Former Virginia Tech football player Isimemen Etute was acquitted on Friday for murdering a man he misidentified for a woman during a devastating Tinder date.
A jury acquitted Etute, 19, of second-degree murder charges for the death of Jerry Smith, 40, in 2021, finding that Etute acted in self-defense when Smith appeared to reach for an object near his bed, where police eventually revealed was a knife.
“I think he’s earned the right to go back to school and further his academic and sports career,” Etute’s lawyer, James Turk, said after the ruling, per ESPN.
“I think the school that ends up taking him is going to get probably a lot wiser and a much smarter and an exceptional athlete.”
Etute allegedly went ballistic on Smith after learning he was a man, having assumed his Tinder date would be a woman.
According to the New York Post, the fact that Etute weighed over 50 pounds more than Smith cast some doubt on the idea that Smith was reaching for a weapon because Smith did not pose a physical danger to Etute.
Etute and Smith met on Tinder in April 2021, court records show. Smith posed as “Angie Renee” and the two met up on April 10.
He left the meeting because Smith hid his face and kept the room dark, but he later returned and did receive oral sex and a $50 gift.
Etute’s teammate visited Smith’s apartment on May 31 but left feeling uncomfortable.

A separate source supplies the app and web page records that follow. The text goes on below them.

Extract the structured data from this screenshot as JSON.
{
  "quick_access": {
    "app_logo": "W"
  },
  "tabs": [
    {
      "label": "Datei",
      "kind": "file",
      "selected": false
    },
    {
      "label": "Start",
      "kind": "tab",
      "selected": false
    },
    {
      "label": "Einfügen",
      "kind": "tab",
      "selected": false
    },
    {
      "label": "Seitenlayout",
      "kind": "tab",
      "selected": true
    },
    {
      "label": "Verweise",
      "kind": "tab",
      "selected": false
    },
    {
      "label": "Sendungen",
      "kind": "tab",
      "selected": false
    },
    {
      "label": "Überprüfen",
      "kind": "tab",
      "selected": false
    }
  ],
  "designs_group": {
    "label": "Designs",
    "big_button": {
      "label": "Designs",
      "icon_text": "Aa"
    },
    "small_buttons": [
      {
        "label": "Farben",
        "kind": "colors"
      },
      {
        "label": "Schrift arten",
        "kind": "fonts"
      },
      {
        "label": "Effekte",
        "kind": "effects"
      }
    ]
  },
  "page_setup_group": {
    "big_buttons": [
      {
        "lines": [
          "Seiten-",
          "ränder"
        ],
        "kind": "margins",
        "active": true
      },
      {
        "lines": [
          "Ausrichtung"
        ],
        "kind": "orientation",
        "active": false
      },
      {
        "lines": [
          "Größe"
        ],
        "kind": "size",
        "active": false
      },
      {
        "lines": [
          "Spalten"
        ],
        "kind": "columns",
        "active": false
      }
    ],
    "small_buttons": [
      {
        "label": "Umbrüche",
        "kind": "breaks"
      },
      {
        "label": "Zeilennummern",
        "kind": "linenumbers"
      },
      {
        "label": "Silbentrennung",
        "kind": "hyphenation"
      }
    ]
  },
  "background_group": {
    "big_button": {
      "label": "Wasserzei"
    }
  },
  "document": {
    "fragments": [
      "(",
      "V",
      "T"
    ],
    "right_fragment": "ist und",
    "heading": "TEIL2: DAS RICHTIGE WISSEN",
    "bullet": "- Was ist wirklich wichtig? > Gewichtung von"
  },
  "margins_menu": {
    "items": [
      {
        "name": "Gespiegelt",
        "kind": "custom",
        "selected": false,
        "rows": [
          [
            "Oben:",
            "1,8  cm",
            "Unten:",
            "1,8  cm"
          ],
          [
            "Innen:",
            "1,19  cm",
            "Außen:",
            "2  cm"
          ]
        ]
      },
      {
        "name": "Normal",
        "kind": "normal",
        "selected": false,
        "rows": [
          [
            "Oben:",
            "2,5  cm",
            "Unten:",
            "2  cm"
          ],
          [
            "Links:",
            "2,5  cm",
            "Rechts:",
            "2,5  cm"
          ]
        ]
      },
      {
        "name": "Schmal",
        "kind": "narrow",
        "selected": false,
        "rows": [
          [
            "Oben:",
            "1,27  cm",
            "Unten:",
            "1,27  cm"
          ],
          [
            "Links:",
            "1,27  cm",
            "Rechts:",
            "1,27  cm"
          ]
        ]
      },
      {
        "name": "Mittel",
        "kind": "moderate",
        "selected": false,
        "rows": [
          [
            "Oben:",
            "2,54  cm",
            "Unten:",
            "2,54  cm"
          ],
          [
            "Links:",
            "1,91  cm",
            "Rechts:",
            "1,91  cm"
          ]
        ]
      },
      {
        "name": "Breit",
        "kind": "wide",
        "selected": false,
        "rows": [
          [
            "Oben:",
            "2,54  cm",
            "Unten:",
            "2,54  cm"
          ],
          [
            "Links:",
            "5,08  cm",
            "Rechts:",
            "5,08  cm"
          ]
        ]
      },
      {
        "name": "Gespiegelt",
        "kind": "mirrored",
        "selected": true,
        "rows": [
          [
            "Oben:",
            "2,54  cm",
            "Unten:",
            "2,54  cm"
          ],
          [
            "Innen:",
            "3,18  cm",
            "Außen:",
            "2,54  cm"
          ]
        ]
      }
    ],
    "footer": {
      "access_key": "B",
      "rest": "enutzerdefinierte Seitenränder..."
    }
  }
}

Etute and two teammates returned to Smith’s apartment to determine his gender, reports said.
After Etute “felt around” to evaluate Smith’s gender, Smith fondled him, prompting a slap from Etute, he testified. Etute hit Smith again because he thought he was reaching for a gun, he testified. Before leaving, he admitted that he stomped on Smith’s face.
According to the reports, Etute admitted that he did not view the knife at the moment, but law enforcement officers later found it under the mattress. A medical examiner determined that the former Virginia Tech student fractured nearly every bone in Smith’s face and that he did suffer brain bleeding.
Last year, Etute was suspended from Virginia Tech and the football team after charges were brought against him. His attorney argued the incident should serve as a cautionary tale for users of dating apps like Tinder.
“It should be an eye-opener not just for college athletes, but any young people using these social media platforms,” he said. “They can be extremely useful, but they can be extremely dangerous.”